  • RBS was able to prove to the court that its decision to freeze accounts to terminate N’s banking relationship was: honest and held in good faith; rational and met the standard of objective reasonableness; and that its discretion was exercised in a reasonable manner.
  • the circumstances of the case fully justified the steps taken by the bank
  • the bank’s opinion that those steps were prudent in the interests of the prevention of crime was considered, reasonable and based on a sound understanding of relevant legal principles
  • RBS adopted a proportionate approach. It considered the adverse impact that a freezing injunction would have on N’s business, and tailored its actions accordingly.

The key practical implications are therefore that:

  • where a financial institution suspects that customers’ accounts may contain proceeds of crime, it should be able to confidently proceed to take decisive action so long as:
    • those suspicions are genuinely and honestly held (for example, where an institution’s fraud prevention measures reveal potential wrongdoing)
    • any proposed action is properly considered, objectively reasonable and proportionate to the potential risks identified
    • any action taken is based on a correct understanding of all relevant legal principles
  • appropriate responsive action in a case like this one might include obtaining a freezing injunction in respect of suspected accounts and/or terminating a banking contract (as here), and/or it may involve the ring-fencing of suspected proceeds of crime, manually reviewing and operating suspected accounts, and/or preventing further credits/transactions on those accounts.

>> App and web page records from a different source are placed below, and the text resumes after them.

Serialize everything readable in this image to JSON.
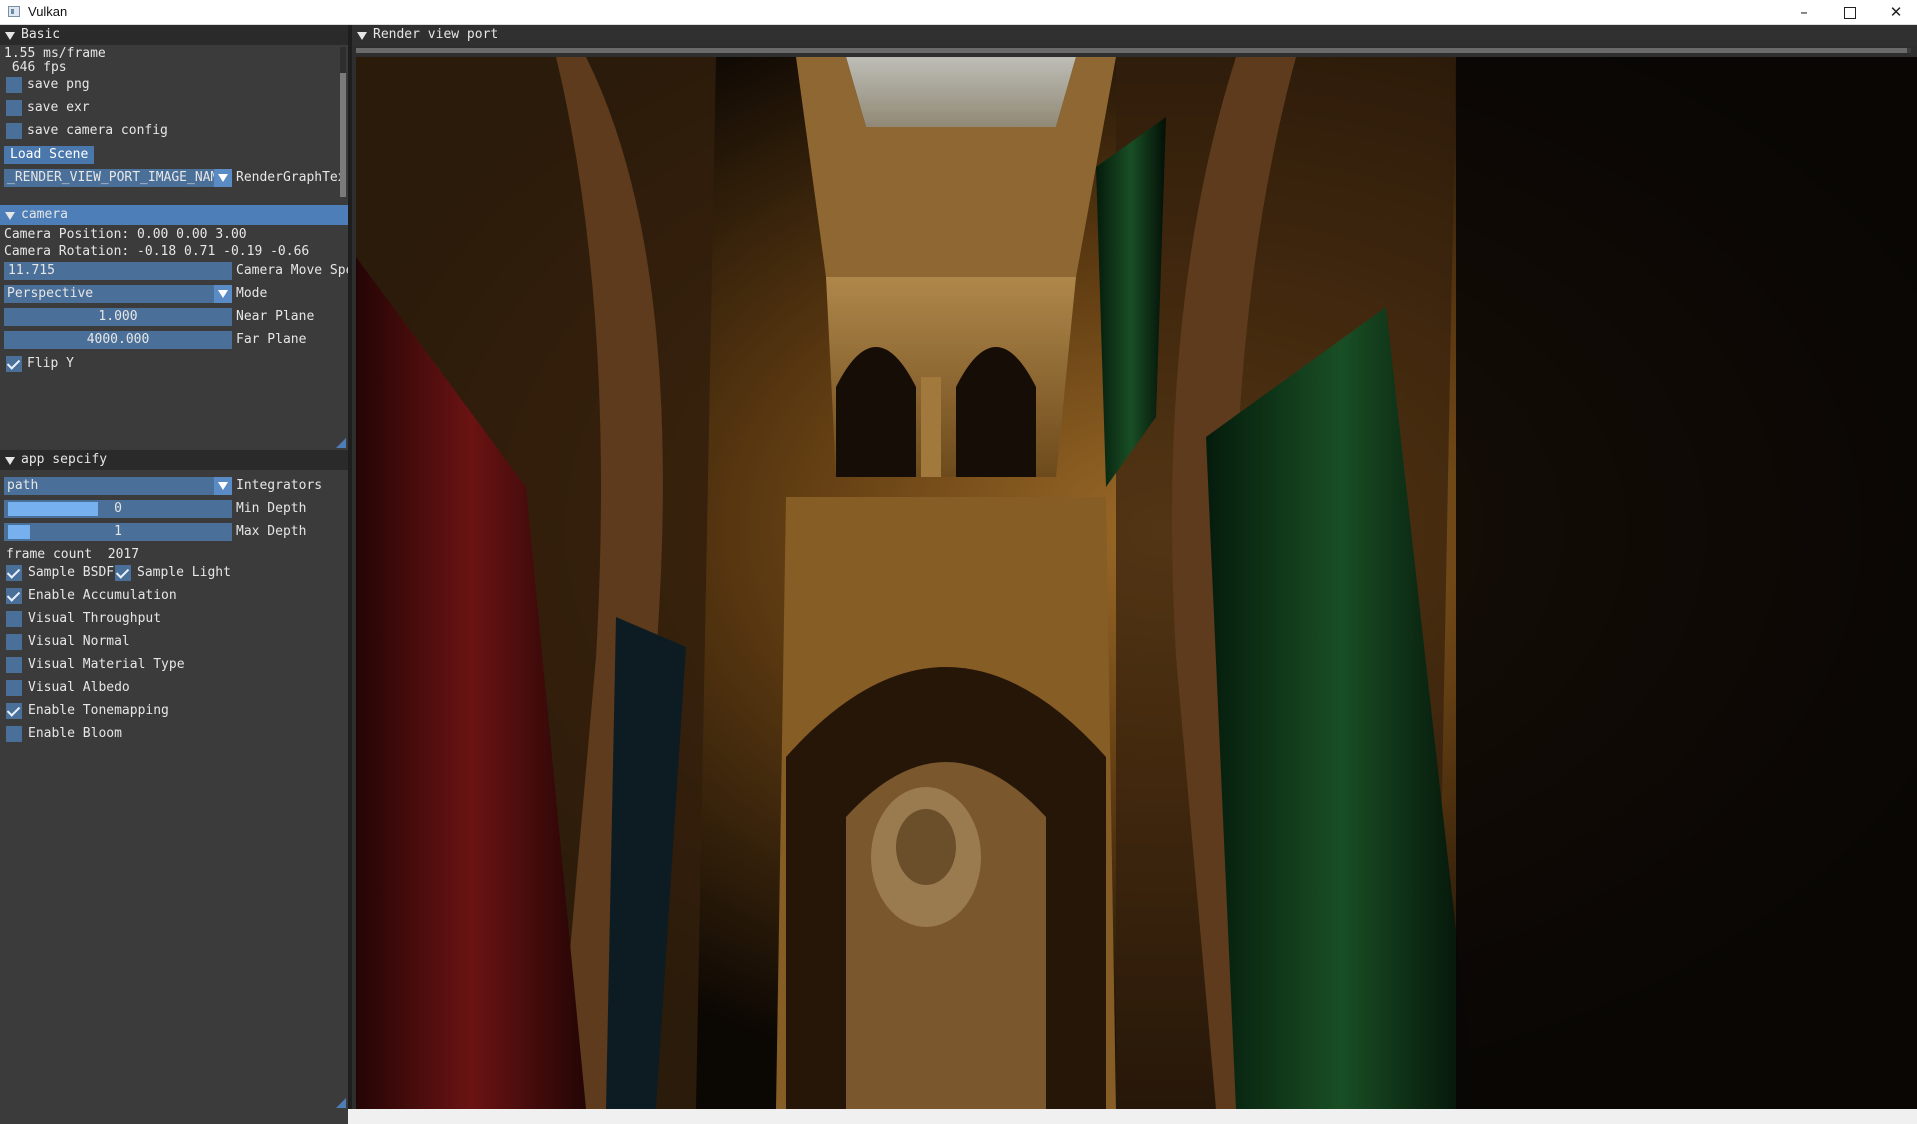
{
  "window": {
    "title": "Vulkan",
    "minimize_glyph": "–",
    "close_glyph": "✕"
  },
  "basic_panel": {
    "header": "Basic",
    "ms_per_frame": "1.55 ms/frame",
    "fps": " 646 fps",
    "save_png": {
      "label": "save png",
      "checked": false
    },
    "save_exr": {
      "label": "save exr",
      "checked": false
    },
    "save_camera_config": {
      "label": "save camera config",
      "checked": false
    },
    "load_scene_button": "Load Scene",
    "image_combo": {
      "value": "_RENDER_VIEW_PORT_IMAGE_NAME_",
      "label": "RenderGraphTex"
    }
  },
  "camera_panel": {
    "header": "camera",
    "position": "Camera Position: 0.00 0.00 3.00",
    "rotation": "Camera Rotation: -0.18 0.71 -0.19 -0.66",
    "move_speed": {
      "value": "11.715",
      "label": "Camera Move Spee"
    },
    "mode": {
      "value": "Perspective",
      "label": "Mode"
    },
    "near_plane": {
      "value": "1.000",
      "label": "Near Plane"
    },
    "far_plane": {
      "value": "4000.000",
      "label": "Far Plane"
    },
    "flip_y": {
      "label": "Flip Y",
      "checked": true
    }
  },
  "app_panel": {
    "header": "app sepcify",
    "integrator": {
      "value": "path",
      "label": "Integrators"
    },
    "min_depth": {
      "value": "0",
      "label": "Min Depth",
      "fraction": 0.41
    },
    "max_depth": {
      "value": "1",
      "label": "Max Depth",
      "fraction": 0.1
    },
    "frame_count": "frame count  2017",
    "sample_bsdf": {
      "label": "Sample BSDF",
      "checked": true
    },
    "sample_light": {
      "label": "Sample Light",
      "checked": true
    },
    "checkboxes": [
      {
        "label": "Enable Accumulation",
        "checked": true
      },
      {
        "label": "Visual Throughput",
        "checked": false
      },
      {
        "label": "Visual Normal",
        "checked": false
      },
      {
        "label": "Visual Material Type",
        "checked": false
      },
      {
        "label": "Visual Albedo",
        "checked": false
      },
      {
        "label": "Enable Tonemapping",
        "checked": true
      },
      {
        "label": "Enable Bloom",
        "checked": false
      }
    ]
  },
  "viewport": {
    "header": "Render view port"
  },
  "colors": {
    "header_active": "#4d7eb8",
    "widget_bg": "#4a6f98",
    "panel_bg": "#3b3b3b"
  }
}
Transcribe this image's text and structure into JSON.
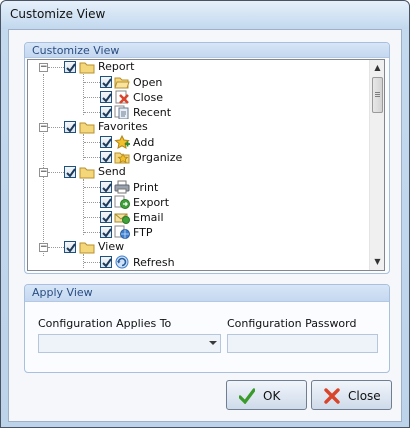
{
  "window": {
    "title": "Customize View"
  },
  "customize_group": {
    "title": "Customize View"
  },
  "tree": {
    "report": {
      "label": "Report",
      "children": [
        "Open",
        "Close",
        "Recent"
      ]
    },
    "favorites": {
      "label": "Favorites",
      "children": [
        "Add",
        "Organize"
      ]
    },
    "send": {
      "label": "Send",
      "children": [
        "Print",
        "Export",
        "Email",
        "FTP"
      ]
    },
    "view": {
      "label": "View",
      "children": [
        "Refresh"
      ]
    }
  },
  "apply_group": {
    "title": "Apply View",
    "applies_label": "Configuration Applies To",
    "password_label": "Configuration Password",
    "applies_value": "",
    "password_value": ""
  },
  "buttons": {
    "ok": "OK",
    "close": "Close"
  },
  "colors": {
    "accent": "#2a4d82",
    "check": "#1d5180",
    "folder": "#e8c25a",
    "ok_check": "#3a9a2a",
    "close_x": "#d9442a"
  }
}
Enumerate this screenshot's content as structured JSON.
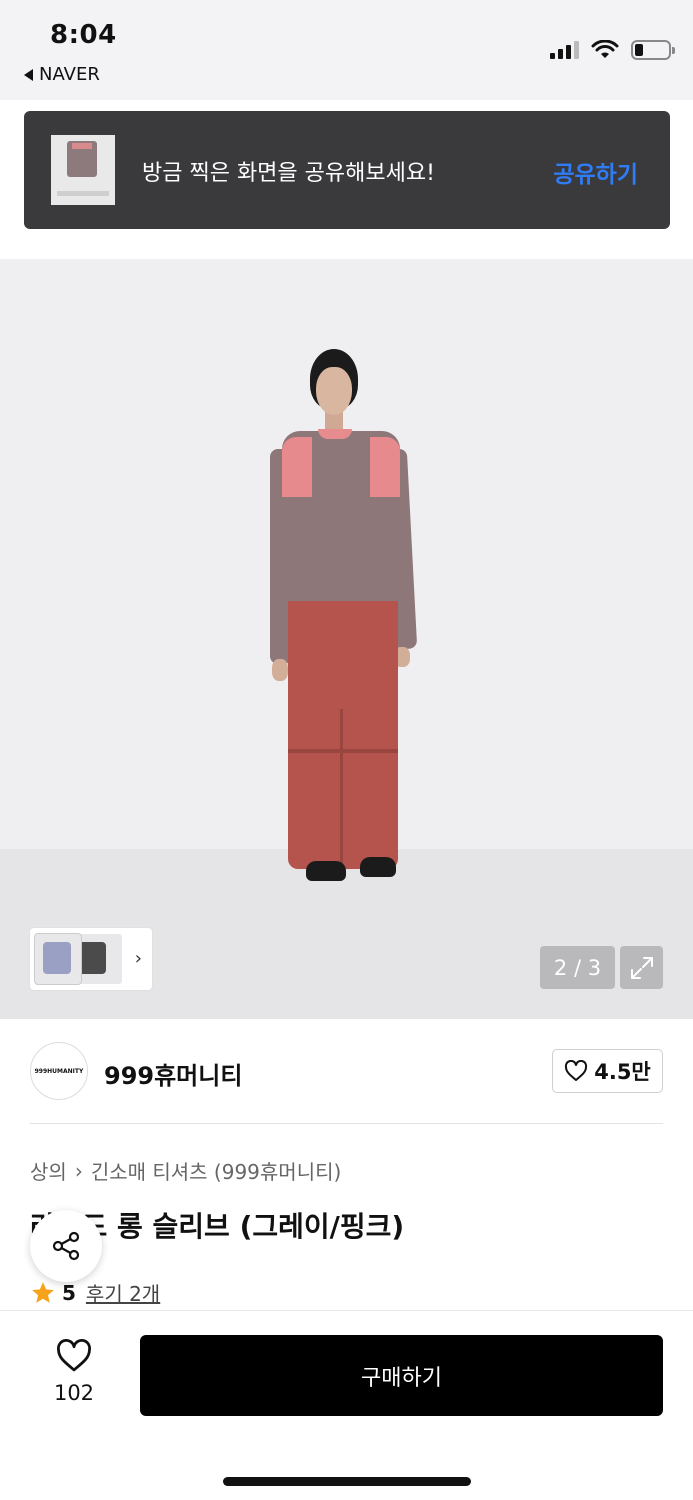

Each case will turn on its own facts
  • in addition, the wider, public interests of the prevention of crime and the protection of victims of crime will come in to play
  • full and accurate record-keeping of any suspicions held, and of the decision-making process in response to those, will assist evidentially if and when any challenge to an institution’s approach is made
  • staff training, and the implementation (and maintenance) of policies and procedures relating to both the recognition of, and the response to, fraud/money laundering risks is essential to protect the financial institution itself and, of course, its customers.

If you would like any further advice or assistance in relation to any of the issues raised by this case, please do not hesitate to contact any member of the Banking & Finance Litigation Team.


[1] [2019] EWHC 1770 (Comm)
[2] Ibid. para 94